The whole matter finally ended not with another council, but with the rise of an ant-Christian Roman emperor. Julian was baptized as a Christian in his youth, but because of the murderous actions of Constantine’s family after Constantine’s death, Julian vowed to reject Christianity and bring back paganism. In an effort to expediate the demise of Christianity, he removed any official government protection for the semi-Arians. Without that protection, the orthodox began preaching more vigorously to the semi-Arians, with orthodox bishops publicly speaking against the heresy. Soon semi-Arianism was officially gone, thought it would crop up throughout Church history (some quasi-Christian groups, such as Jehovah’s Witnesses and Mormons, hold views similar to the Arians and semi-Arians).
That is why this line in the Nicene Creed is so important. It is a reminder of not just the beautiful mystery of the Incarnation, but also the heroic strength of those who defended this truth.
“Through him all things were made.”
This line from the Creed encapsulates the opening, rather bold, statement from the Gospel According to John, which begins, “In the Beginning was the Word, and the Word was with God, and the Word was God. He was in the beginning with God. All things came to be through him, and without him nothing came to be. What came to be through him was life, and this life was the light of the human race” (John 1:1-3). Central to the Judeo-Christian doctrine of Creation is the providence of God. We are not blindly made, started by some distant god who sets us on our merry, or miserable, way without guide or directions. Rather, God carefully guides us to our destination. That’s the ultimate meaning behind the book of Job, the answer to why God allows suffering. Following the thought of Job, St. Paul echoes, regarding God, that “from him and through him and for him are all things” (Romans 11:36).
God made the world, and became incarnate as Jesus.
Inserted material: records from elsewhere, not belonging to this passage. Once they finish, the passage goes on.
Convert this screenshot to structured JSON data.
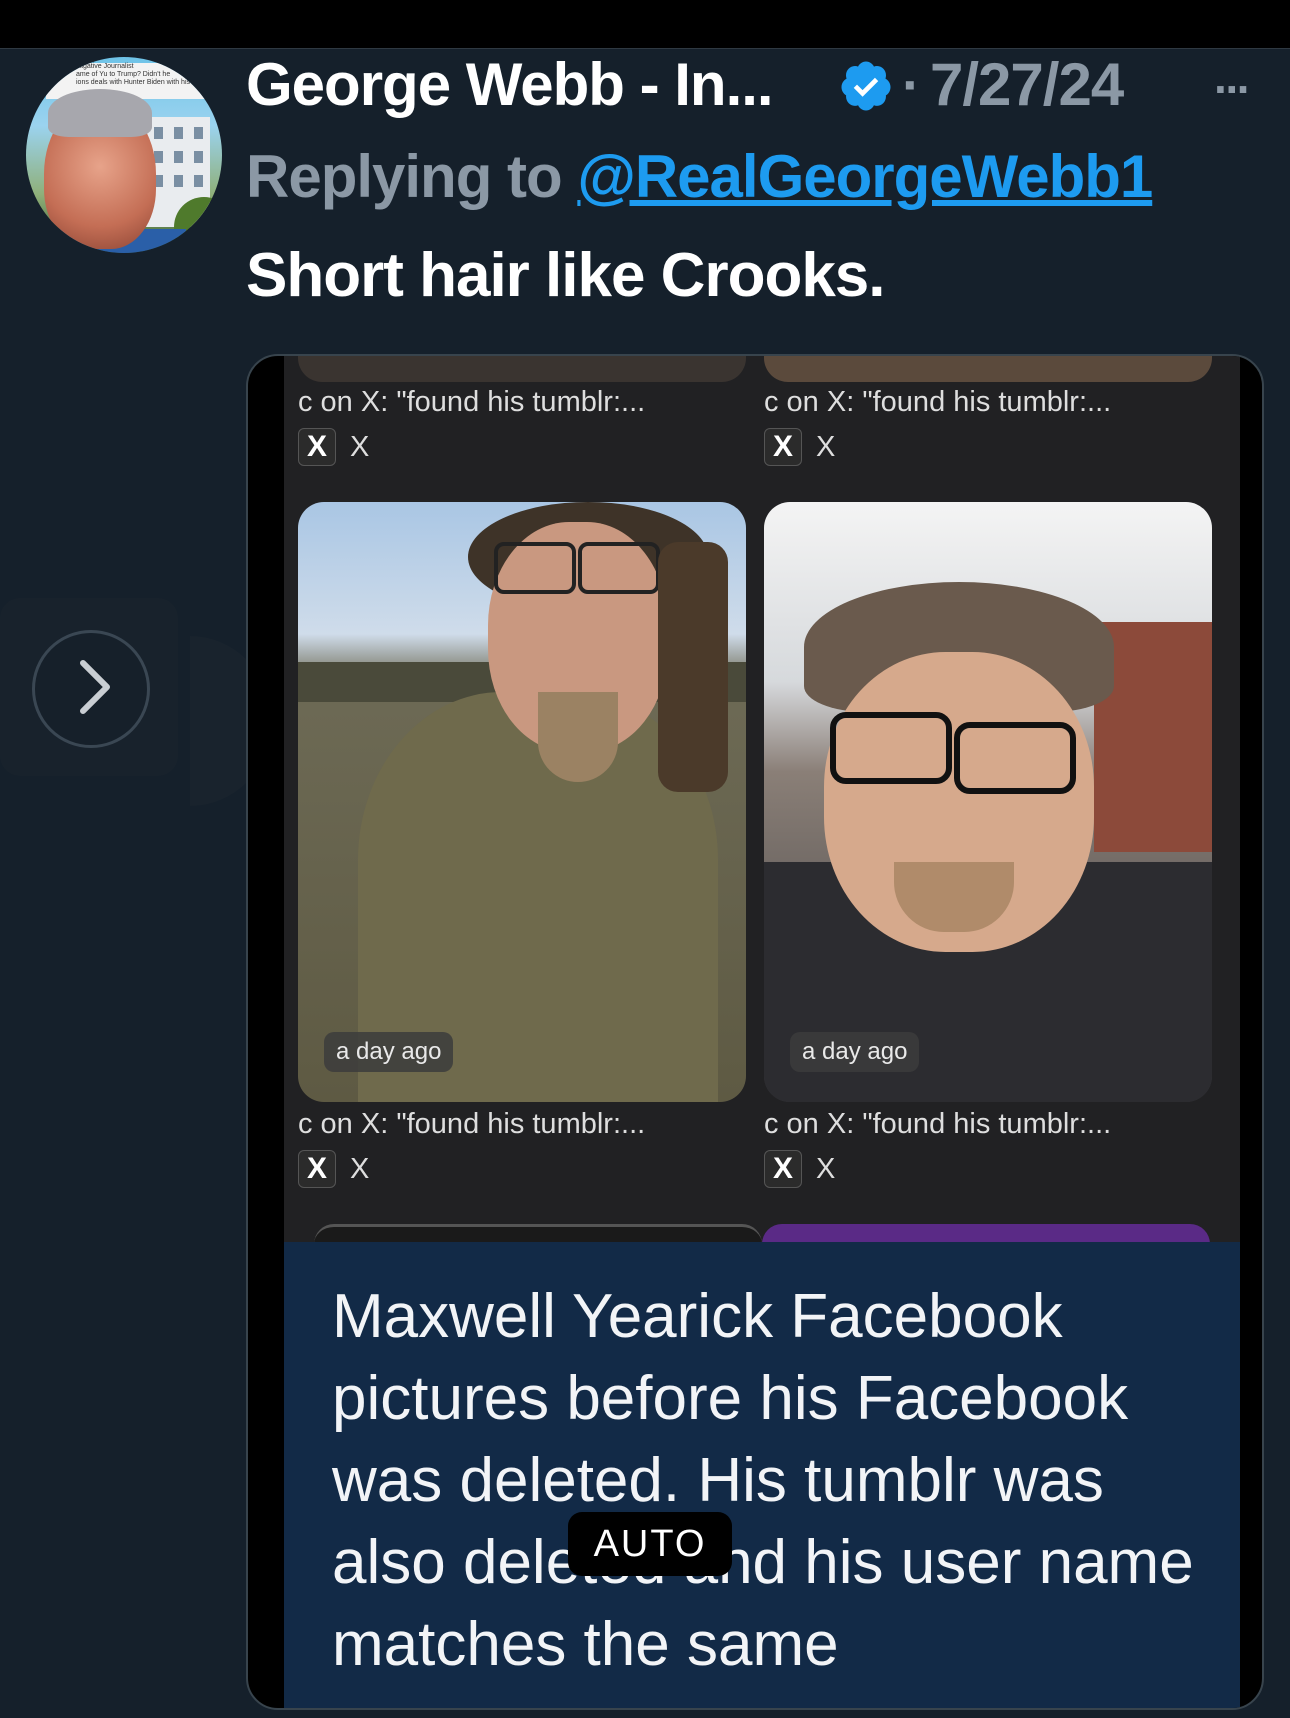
{
  "tweet": {
    "display_name": "George Webb - In...",
    "date_separator": "·",
    "date": "7/27/24",
    "more_label": "···",
    "reply_prefix": "Replying to",
    "reply_handle": "@RealGeorgeWebb1",
    "text": "Short hair like Crooks."
  },
  "avatar": {
    "banner_lines": [
      "stigative Journalist",
      "ame of Yu to Trump? Didn't he",
      "ions deals with Hunter Biden with his e"
    ]
  },
  "media": {
    "results": [
      {
        "caption": "c on X: \"found his tumblr:...",
        "source": "X",
        "source_logo": "X",
        "time": ""
      },
      {
        "caption": "c on X: \"found his tumblr:...",
        "source": "X",
        "source_logo": "X",
        "time": ""
      },
      {
        "caption": "c on X: \"found his tumblr:...",
        "source": "X",
        "source_logo": "X",
        "time": "a day ago"
      },
      {
        "caption": "c on X: \"found his tumblr:...",
        "source": "X",
        "source_logo": "X",
        "time": "a day ago"
      }
    ],
    "overlay_text": "Maxwell Yearick Facebook pictures before his Facebook was deleted. His tumblr was also deleted and his user name matches the same",
    "playback_badge": "AUTO"
  },
  "icons": {
    "verified": "verified-badge-icon",
    "next": "chevron-right-icon",
    "x_logo": "x-logo-icon"
  },
  "colors": {
    "background": "#15202b",
    "accent": "#1d9bf0",
    "muted_text": "#8b98a5",
    "overlay_bg": "#122a47"
  }
}
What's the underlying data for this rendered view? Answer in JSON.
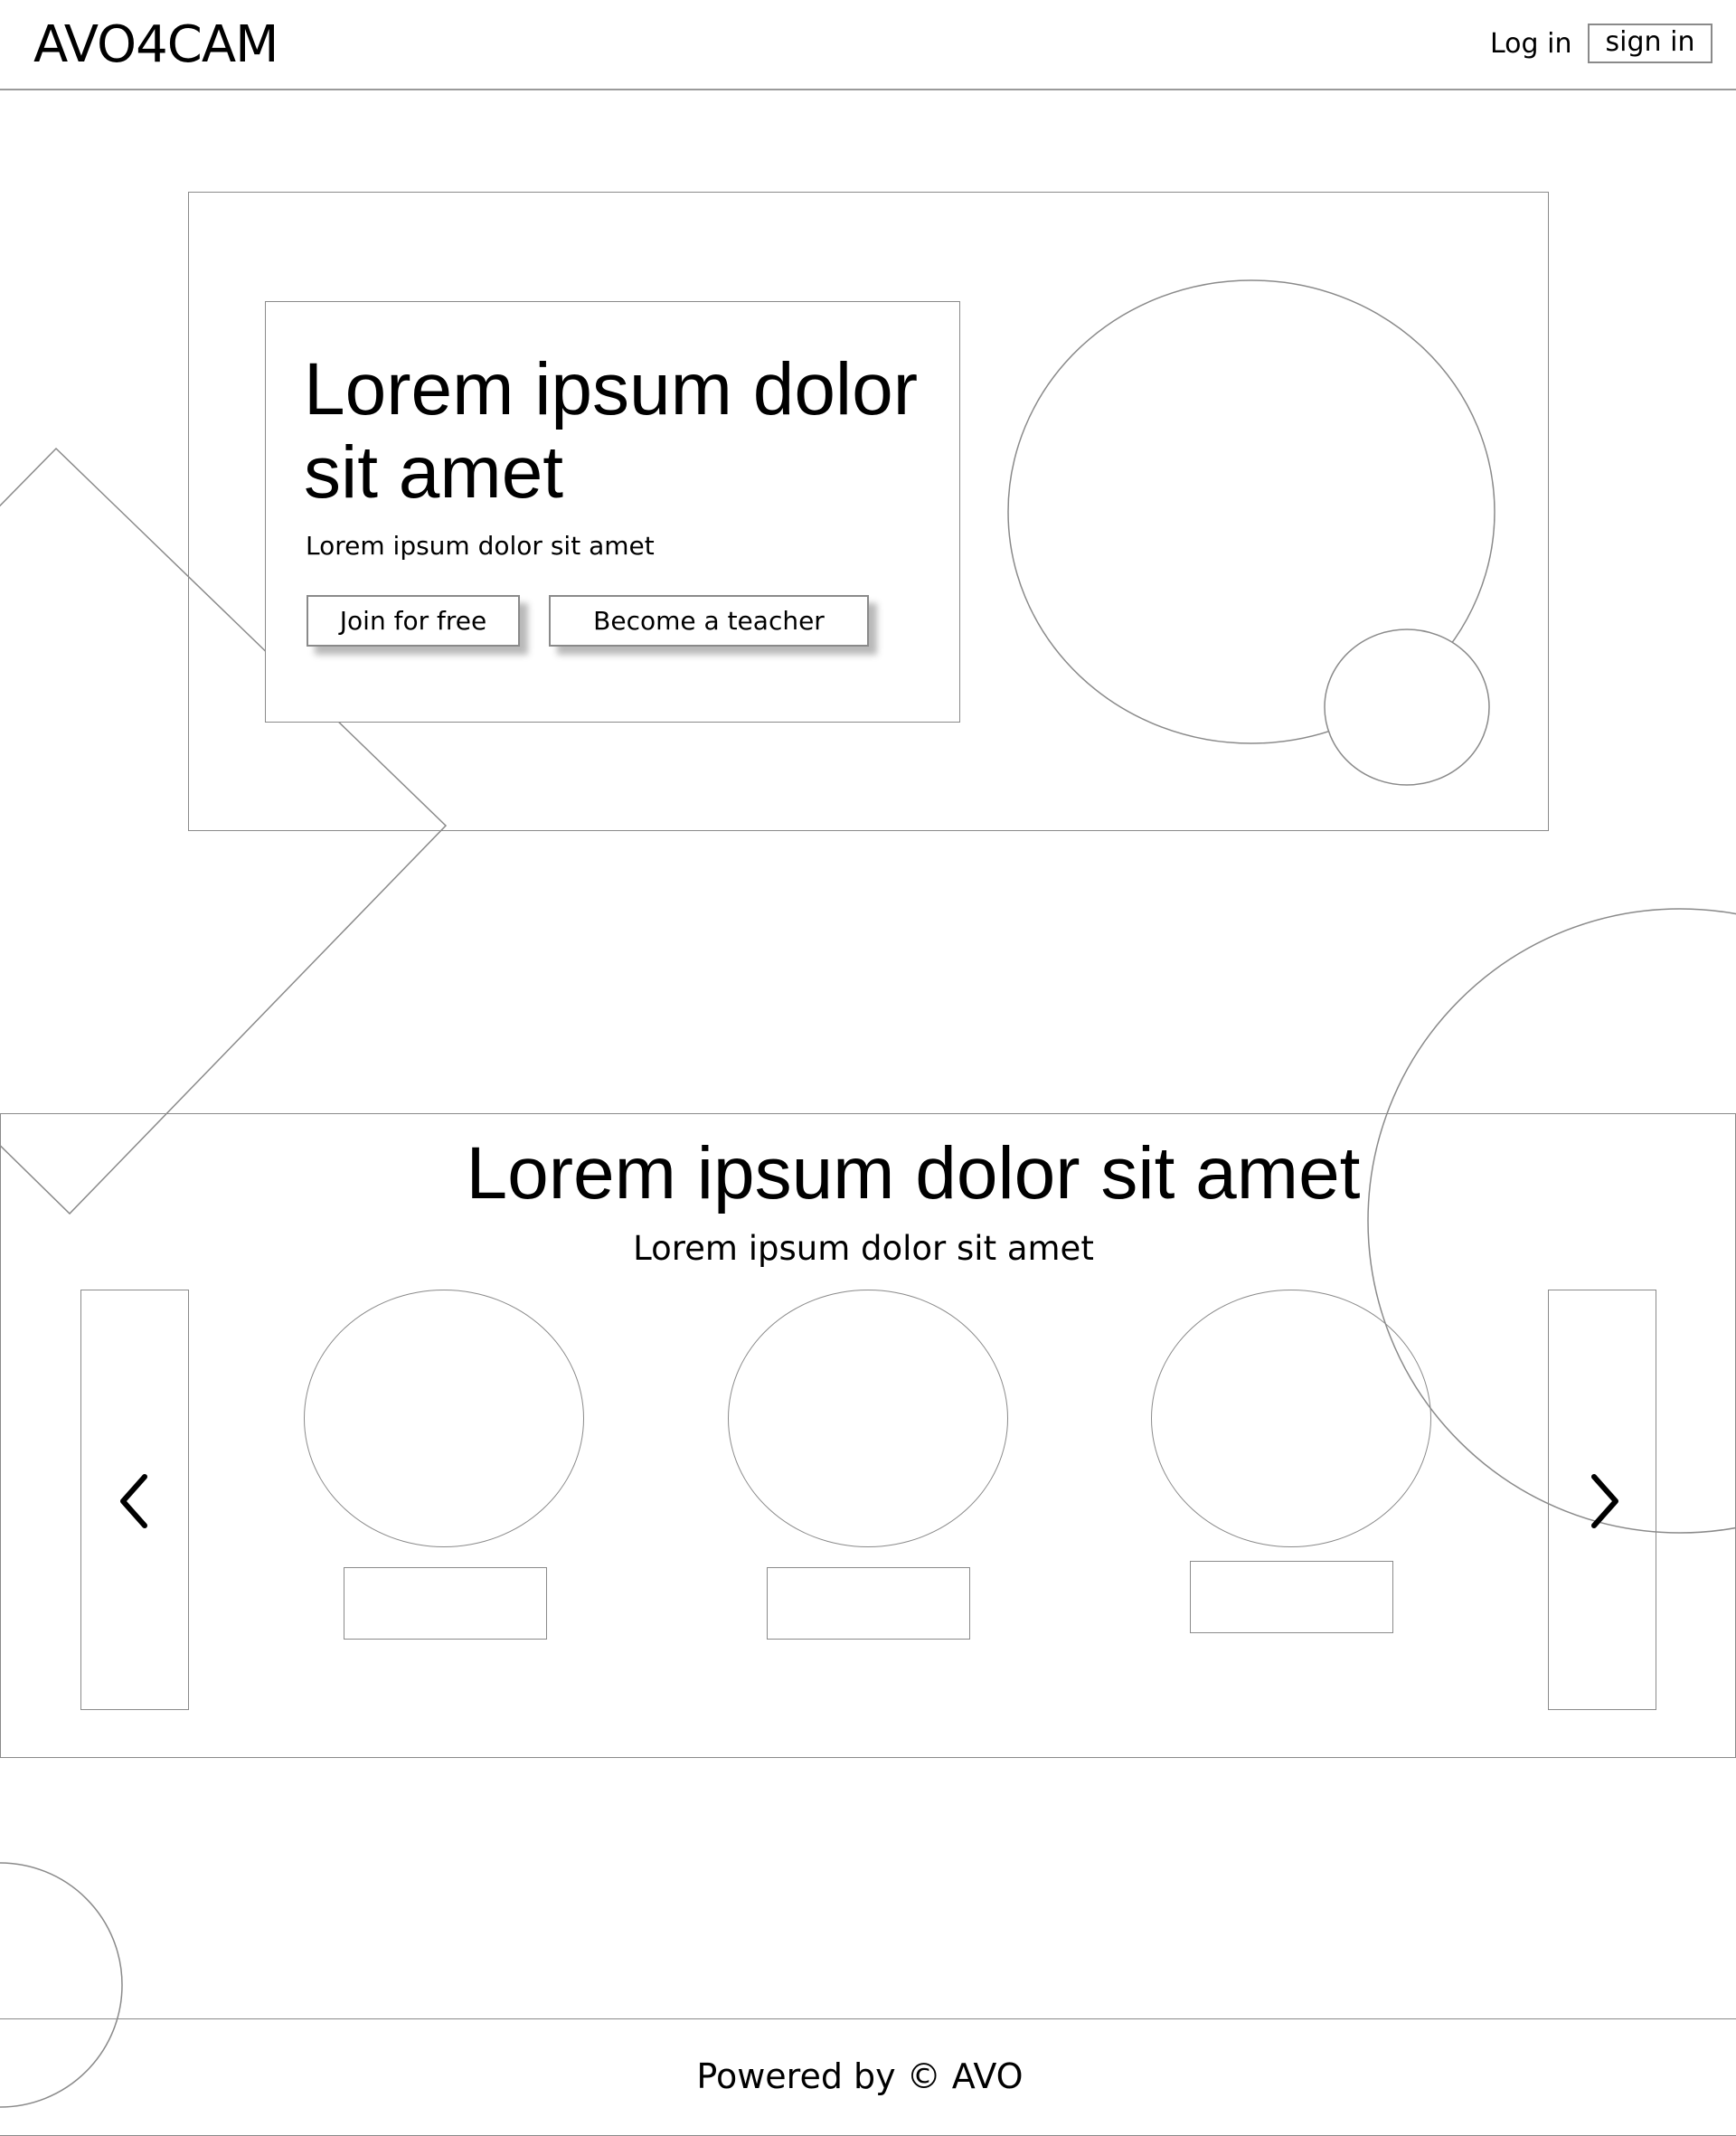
{
  "header": {
    "brand": "AVO4CAM",
    "login_label": "Log in",
    "signin_label": "sign in"
  },
  "hero": {
    "title": "Lorem ipsum dolor sit amet",
    "subtitle": "Lorem ipsum dolor sit amet",
    "join_label": "Join for free",
    "teacher_label": "Become a teacher"
  },
  "carousel": {
    "title": "Lorem ipsum dolor sit amet",
    "subtitle": "Lorem ipsum dolor sit amet",
    "prev_icon": "chevron-left-icon",
    "next_icon": "chevron-right-icon",
    "items": [
      {
        "avatar": "placeholder-circle",
        "label": ""
      },
      {
        "avatar": "placeholder-circle",
        "label": ""
      },
      {
        "avatar": "placeholder-circle",
        "label": ""
      }
    ]
  },
  "footer": {
    "text": "Powered by © AVO"
  },
  "colors": {
    "background": "#ffffff",
    "outline": "#8a8a8a",
    "text": "#000000"
  }
}
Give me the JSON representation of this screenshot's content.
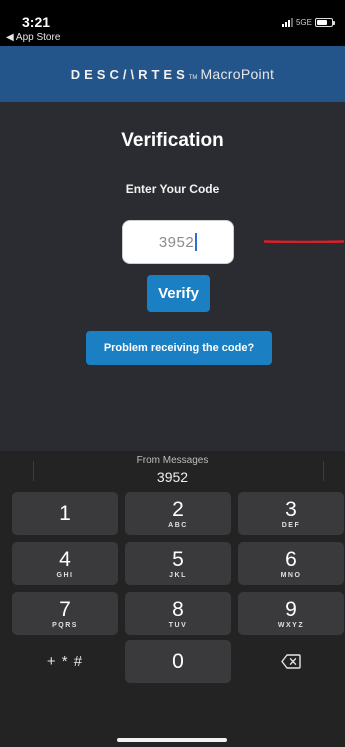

This flies in the face of the ancient heresy of Gnosticism, which I examined in some detail in a blog post long ago. For our purposes, we’ll look at Gnosticism’s hatred of creation. For the Gnostic, the physical world is evil, and it was made by an evil god, who trapped our poor spiritual souls in evil physical bodies. Our spiritual salvation comes not at that creator god’s hand, but at the hands of the spiritual god, who taught us the secret of how to escape our evil physical bodies. However, the Judeo-Christian view of creation encapsulated in the Creed is that the God who created is the source of our redemption. By calling the Son the source of all of creation, we reaffirm that the Son is God, just as much as the Father is God.
The Gnostics had an issue with the Incarnation. How could a good god take on a physical body if bodies are evil? This led to a version of Gnosticism called Docetism, which taught that Jesus’ body wasn’t a real body, more of a pretend one. You see references to this in some of the Gnostic gospels, where the Apostles try to touch Jesus, and their hands pass through his body. The Church’s response to these appears in the the center of the Creed, where we as Church affirm the great mystery of the Incarnation.
And that will be the topic of our next reflection.